By Stefan J. Bos, Chief International Correspondent Worthy News
WASHINGTON/AMSTERDAM/BUDAPEST (Worthy News) – The U.S. Federal Bureau of Investigation (FBI) has taken down one of the world’s biggest online criminal marketplaces where it was possible to clone the computer identities of millions of people for a small fee.
Website Genesis Market allowed criminals to plunder bank accounts and place orders online, prompting police raids worldwide.
Genesis Market sold individuals’ login details to enter websites and other online services, Internet Protocol addresses, and other data that made up victims’ “digital fingerprints.”
Often costing less than $1, the personal information lets fraudsters log into bank and shopping accounts, potentially emptying the victims’ bank accounts and using what is left on their credit cards.
The damage is astronomical, with the identities stolen of at least two million people, according to investigators, prompting global alerts.
There were hundreds of police actions and raids in the U.S., Netherlands, and other countries, Worthy News learned.
Law enforcement agencies from nearly 20 countries were involved in the raids, which began at dawn on Tuesday, officials confirmed.
The operation was led by the FBI and the Dutch National Police, working alongside the National Crime Agency in Britain, the Australian Federal Police, and agencies in nations across Europe.
Worldwide, some 200 searches were carried out, and 120 people were arrested, police said.
In Britain alone, the NCA said it detained Crime 24 people who were suspected users of the Genesis Market site.
They include two men aged 34 and 36 in Grimsby, Lincolnshire, who were held on suspicion of fraud and computer misuse, authorities explained.
In the Netherlands, known for its many data centers, at least 17 suspects were arrested, and drugs, weapons, and computers seized, police said.
The raids in one of the most extensive global cybercrime investigations so far underscored worries that online crime is running out of control, the raids suggested.
“Anyone can become a victim,” said team leader Ruben van Well of the Rotterdam cybercrime team.
“Even an eight-year-old child can be targeted.
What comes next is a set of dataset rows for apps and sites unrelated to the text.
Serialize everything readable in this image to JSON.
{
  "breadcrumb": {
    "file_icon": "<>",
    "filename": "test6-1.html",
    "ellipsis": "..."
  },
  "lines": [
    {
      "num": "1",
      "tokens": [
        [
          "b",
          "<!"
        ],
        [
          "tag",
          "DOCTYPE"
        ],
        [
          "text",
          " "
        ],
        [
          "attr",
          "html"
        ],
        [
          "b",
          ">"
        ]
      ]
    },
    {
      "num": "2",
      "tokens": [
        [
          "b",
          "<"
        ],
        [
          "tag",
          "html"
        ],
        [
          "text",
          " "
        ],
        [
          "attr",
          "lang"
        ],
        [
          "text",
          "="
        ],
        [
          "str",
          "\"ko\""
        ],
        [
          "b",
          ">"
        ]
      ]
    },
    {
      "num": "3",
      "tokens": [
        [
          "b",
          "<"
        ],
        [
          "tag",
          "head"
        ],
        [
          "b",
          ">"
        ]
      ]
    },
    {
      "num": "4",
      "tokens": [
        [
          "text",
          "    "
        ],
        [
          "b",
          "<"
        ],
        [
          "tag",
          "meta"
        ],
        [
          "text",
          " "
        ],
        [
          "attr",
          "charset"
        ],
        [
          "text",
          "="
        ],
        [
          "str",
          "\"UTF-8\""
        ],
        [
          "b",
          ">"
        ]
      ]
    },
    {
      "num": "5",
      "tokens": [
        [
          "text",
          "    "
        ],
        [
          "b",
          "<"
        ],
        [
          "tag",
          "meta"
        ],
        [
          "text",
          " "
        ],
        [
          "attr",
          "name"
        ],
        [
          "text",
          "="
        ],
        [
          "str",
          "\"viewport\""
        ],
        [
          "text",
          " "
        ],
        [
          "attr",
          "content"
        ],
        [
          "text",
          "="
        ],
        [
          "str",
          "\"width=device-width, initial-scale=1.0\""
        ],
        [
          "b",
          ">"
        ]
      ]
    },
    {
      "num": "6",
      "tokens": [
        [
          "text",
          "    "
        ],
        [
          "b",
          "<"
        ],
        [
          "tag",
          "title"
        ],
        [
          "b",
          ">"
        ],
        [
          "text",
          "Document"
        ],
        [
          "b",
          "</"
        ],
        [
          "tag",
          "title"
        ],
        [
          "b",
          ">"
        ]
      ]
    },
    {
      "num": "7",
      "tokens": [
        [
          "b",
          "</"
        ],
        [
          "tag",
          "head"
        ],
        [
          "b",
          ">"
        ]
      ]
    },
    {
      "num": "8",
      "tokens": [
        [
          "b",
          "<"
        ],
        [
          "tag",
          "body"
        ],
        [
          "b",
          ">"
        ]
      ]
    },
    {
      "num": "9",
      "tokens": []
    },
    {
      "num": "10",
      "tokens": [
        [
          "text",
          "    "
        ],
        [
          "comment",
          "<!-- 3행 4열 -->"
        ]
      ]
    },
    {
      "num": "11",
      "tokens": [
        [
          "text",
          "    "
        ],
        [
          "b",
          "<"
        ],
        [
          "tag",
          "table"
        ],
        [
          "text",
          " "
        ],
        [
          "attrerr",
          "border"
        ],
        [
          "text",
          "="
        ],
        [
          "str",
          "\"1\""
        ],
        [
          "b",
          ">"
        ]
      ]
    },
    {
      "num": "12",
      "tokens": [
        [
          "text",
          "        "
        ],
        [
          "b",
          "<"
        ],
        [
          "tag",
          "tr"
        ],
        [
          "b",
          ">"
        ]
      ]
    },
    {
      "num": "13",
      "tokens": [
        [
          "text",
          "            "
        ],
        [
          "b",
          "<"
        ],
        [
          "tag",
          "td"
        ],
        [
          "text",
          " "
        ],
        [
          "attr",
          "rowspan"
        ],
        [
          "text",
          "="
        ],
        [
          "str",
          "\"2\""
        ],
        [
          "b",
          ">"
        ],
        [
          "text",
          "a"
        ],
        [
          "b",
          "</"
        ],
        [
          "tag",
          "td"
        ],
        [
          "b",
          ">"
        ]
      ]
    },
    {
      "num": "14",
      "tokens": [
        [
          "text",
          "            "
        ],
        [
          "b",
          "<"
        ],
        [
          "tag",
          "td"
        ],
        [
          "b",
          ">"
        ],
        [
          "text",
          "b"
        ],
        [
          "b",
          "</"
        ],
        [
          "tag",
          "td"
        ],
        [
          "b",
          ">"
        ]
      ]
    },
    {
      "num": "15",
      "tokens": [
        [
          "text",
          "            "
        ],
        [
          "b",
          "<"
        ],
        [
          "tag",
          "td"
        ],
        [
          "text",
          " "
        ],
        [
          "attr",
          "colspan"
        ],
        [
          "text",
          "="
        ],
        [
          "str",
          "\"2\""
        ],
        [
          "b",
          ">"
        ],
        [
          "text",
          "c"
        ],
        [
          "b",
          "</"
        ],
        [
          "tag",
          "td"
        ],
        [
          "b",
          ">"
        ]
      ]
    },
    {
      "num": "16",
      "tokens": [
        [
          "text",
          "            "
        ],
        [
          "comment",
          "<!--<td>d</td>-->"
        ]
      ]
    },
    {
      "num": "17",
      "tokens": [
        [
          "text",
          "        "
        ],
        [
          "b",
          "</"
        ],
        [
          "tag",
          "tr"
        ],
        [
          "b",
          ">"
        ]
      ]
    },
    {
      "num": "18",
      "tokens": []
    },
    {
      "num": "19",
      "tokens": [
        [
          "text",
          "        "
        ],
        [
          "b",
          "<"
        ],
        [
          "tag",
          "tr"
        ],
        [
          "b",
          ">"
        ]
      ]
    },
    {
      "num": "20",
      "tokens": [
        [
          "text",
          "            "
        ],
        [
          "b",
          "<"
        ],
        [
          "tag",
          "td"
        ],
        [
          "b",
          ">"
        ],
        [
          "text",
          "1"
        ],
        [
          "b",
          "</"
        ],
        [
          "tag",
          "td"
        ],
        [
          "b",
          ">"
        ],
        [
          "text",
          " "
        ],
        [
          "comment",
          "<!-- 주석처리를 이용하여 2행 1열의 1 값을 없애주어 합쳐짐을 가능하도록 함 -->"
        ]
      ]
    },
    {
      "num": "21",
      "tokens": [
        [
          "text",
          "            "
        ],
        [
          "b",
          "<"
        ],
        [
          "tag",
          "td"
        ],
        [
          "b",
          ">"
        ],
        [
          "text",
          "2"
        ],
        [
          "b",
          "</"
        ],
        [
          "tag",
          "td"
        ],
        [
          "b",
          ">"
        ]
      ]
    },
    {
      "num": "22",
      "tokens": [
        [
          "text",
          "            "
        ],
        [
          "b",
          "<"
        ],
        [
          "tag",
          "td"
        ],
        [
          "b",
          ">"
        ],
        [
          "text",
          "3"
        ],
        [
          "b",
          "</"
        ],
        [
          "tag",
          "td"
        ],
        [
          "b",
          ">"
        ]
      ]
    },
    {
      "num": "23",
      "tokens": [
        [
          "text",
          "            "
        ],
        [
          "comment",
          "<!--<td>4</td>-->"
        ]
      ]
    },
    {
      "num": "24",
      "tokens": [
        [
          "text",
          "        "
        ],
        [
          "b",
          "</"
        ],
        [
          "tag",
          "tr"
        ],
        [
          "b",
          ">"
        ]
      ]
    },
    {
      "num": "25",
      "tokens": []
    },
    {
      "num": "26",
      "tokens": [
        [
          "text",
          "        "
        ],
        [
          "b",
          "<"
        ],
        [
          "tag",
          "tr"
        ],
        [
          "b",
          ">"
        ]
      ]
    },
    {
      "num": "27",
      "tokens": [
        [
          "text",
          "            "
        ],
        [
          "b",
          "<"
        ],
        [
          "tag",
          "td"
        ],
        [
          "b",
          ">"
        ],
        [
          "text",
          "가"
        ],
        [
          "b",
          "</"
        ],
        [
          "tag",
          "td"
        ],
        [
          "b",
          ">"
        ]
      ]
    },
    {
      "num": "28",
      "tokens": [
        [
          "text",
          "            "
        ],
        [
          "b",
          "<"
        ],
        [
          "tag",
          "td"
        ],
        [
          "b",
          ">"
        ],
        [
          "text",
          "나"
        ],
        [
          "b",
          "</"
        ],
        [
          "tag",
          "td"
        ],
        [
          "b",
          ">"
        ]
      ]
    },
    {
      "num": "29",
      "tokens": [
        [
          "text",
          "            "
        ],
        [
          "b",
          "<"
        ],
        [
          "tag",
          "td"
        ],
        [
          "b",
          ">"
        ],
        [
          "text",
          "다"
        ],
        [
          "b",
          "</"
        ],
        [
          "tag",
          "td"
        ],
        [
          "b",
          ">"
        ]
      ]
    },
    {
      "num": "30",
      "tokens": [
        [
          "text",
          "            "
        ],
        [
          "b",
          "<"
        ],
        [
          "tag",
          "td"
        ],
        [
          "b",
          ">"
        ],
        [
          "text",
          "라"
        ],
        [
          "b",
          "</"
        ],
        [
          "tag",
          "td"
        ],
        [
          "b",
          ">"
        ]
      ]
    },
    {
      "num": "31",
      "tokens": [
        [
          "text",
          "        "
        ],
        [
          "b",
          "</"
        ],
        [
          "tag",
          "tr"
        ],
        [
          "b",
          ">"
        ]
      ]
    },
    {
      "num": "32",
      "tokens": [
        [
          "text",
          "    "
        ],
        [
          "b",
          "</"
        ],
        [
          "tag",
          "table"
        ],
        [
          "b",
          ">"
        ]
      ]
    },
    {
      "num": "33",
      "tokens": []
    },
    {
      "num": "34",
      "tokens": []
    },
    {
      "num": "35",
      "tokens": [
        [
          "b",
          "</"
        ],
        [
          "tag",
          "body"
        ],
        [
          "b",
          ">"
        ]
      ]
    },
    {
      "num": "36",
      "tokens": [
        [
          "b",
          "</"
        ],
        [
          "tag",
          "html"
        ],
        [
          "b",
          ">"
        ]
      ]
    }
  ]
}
And through that child, the whole family. It’s a very sophisticated system.”
He said many have suffered in the scheme including at least 50,000 in the Netherlands. “As a person, you are basically traded for tens or hundreds of euros, only to become a victim for tens of thousands of euros.”
Ironically the U.S. part of the worldwide operation was code-named “Cookie Monster.”
If you are interested in articles produced by Worthy News, please check out our FREE sydication service available to churches or online Christian ministries. To find out more, visit Worthy Plugins.